Aqueous ozone spray chill could be an effective antimicrobial intervention.
Nanobubble technology may enhance the efficacy of ozone application.
These results need to be validated under commercial conditions.
The present study was carried out to determine the effect of ozonated water (2 mg L−1) at different temperatures (4 °C and 15 °C) on the microbiological, color and sensory properties of lettuce. Cold ozone treatment (4 °C) significantly reduced the natural background microflora of lettuce. Salmonella Typhimurium and Escherichia coli inoculated on lettuce samples were insignificantly influenced by the temperature of water.
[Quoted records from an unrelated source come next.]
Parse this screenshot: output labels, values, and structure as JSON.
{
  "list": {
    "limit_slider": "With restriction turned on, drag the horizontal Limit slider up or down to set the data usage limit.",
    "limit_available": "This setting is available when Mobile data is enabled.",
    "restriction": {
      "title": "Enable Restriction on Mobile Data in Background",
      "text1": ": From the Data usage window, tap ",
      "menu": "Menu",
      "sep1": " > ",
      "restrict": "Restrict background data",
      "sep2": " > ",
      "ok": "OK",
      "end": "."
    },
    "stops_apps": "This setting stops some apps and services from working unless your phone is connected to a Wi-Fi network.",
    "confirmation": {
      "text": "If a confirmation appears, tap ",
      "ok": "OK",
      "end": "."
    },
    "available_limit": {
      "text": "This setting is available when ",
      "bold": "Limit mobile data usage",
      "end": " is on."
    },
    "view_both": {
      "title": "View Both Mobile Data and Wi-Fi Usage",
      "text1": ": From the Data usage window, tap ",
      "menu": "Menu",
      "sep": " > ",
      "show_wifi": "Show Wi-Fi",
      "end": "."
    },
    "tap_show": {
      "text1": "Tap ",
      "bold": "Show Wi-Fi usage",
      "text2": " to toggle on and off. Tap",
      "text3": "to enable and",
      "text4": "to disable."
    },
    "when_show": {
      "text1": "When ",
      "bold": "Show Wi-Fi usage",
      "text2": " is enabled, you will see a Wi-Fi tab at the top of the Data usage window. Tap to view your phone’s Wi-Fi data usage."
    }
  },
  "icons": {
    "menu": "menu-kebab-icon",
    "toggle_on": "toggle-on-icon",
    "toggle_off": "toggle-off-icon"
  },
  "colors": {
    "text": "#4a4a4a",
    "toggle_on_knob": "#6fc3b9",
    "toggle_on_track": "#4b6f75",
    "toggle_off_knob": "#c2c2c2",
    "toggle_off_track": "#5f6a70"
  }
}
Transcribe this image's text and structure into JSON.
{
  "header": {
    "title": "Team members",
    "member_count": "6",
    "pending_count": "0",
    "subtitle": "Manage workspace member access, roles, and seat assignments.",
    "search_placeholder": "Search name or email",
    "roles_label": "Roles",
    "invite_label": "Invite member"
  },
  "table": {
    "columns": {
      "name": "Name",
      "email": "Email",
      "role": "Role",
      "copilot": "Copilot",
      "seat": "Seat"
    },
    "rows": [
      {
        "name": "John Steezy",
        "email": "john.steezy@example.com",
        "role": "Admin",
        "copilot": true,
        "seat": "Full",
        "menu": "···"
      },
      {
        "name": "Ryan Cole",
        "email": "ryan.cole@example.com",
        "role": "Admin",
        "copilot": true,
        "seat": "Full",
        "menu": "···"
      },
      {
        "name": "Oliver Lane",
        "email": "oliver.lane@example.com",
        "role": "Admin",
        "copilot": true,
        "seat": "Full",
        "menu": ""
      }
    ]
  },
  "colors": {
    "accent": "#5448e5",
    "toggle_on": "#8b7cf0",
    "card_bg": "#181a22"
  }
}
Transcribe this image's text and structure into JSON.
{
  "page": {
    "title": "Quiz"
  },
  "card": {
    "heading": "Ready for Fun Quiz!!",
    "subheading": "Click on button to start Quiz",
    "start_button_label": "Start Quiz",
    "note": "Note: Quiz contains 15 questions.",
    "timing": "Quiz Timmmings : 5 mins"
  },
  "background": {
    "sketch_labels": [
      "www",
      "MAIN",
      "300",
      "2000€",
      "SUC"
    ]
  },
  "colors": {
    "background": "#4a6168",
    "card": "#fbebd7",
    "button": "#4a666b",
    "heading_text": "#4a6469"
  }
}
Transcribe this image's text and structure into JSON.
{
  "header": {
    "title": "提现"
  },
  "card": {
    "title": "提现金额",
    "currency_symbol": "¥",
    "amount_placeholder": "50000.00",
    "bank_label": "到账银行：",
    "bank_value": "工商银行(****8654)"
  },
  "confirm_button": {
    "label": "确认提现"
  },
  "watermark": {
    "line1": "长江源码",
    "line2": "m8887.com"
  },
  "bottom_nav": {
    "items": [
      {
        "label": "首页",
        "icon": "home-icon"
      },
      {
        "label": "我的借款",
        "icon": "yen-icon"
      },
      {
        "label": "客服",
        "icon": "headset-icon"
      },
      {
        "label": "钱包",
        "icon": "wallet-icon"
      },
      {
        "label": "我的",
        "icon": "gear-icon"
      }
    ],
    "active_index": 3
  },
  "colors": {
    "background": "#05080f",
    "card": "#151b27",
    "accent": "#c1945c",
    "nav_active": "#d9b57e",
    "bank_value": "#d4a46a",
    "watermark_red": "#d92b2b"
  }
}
During storage period at +4 °C for 14 days, the highest quality was observed from the samples treated with cold ozonated water. Ozone treatments did not affect the color properties and sensory quality of lettuce samples.
Ozone is an effective alternative for the postharvest treatment of fruits and vegetables. The purpose of this study was to evaluate the ozone application in gaseous or aqueous phases for postharvest disinfection of tomatoes (Lycopersicon esculentum Mill) cultivar FA-180. Fruits harvested at the breaker stage were exposed to ozone concentrations of 25 and 45 mg m−3 for 2 h per day during 16 days, at non-controlled temperature and relative humidity. Exposure to ozone during storage extends the shelf-life of tomatoes, besides preserving its sensory attributes. Mature tomatoes, inoculated with Escherichia coli ATCC 25922, were washed with ozonated water containing 0.5 to 1.0 mg L−1 during 15 to 30 min. To achieve an adequate disinfection, 1 mg L−1 and 15 min are recommended. The disinfection with ozonated water was effective.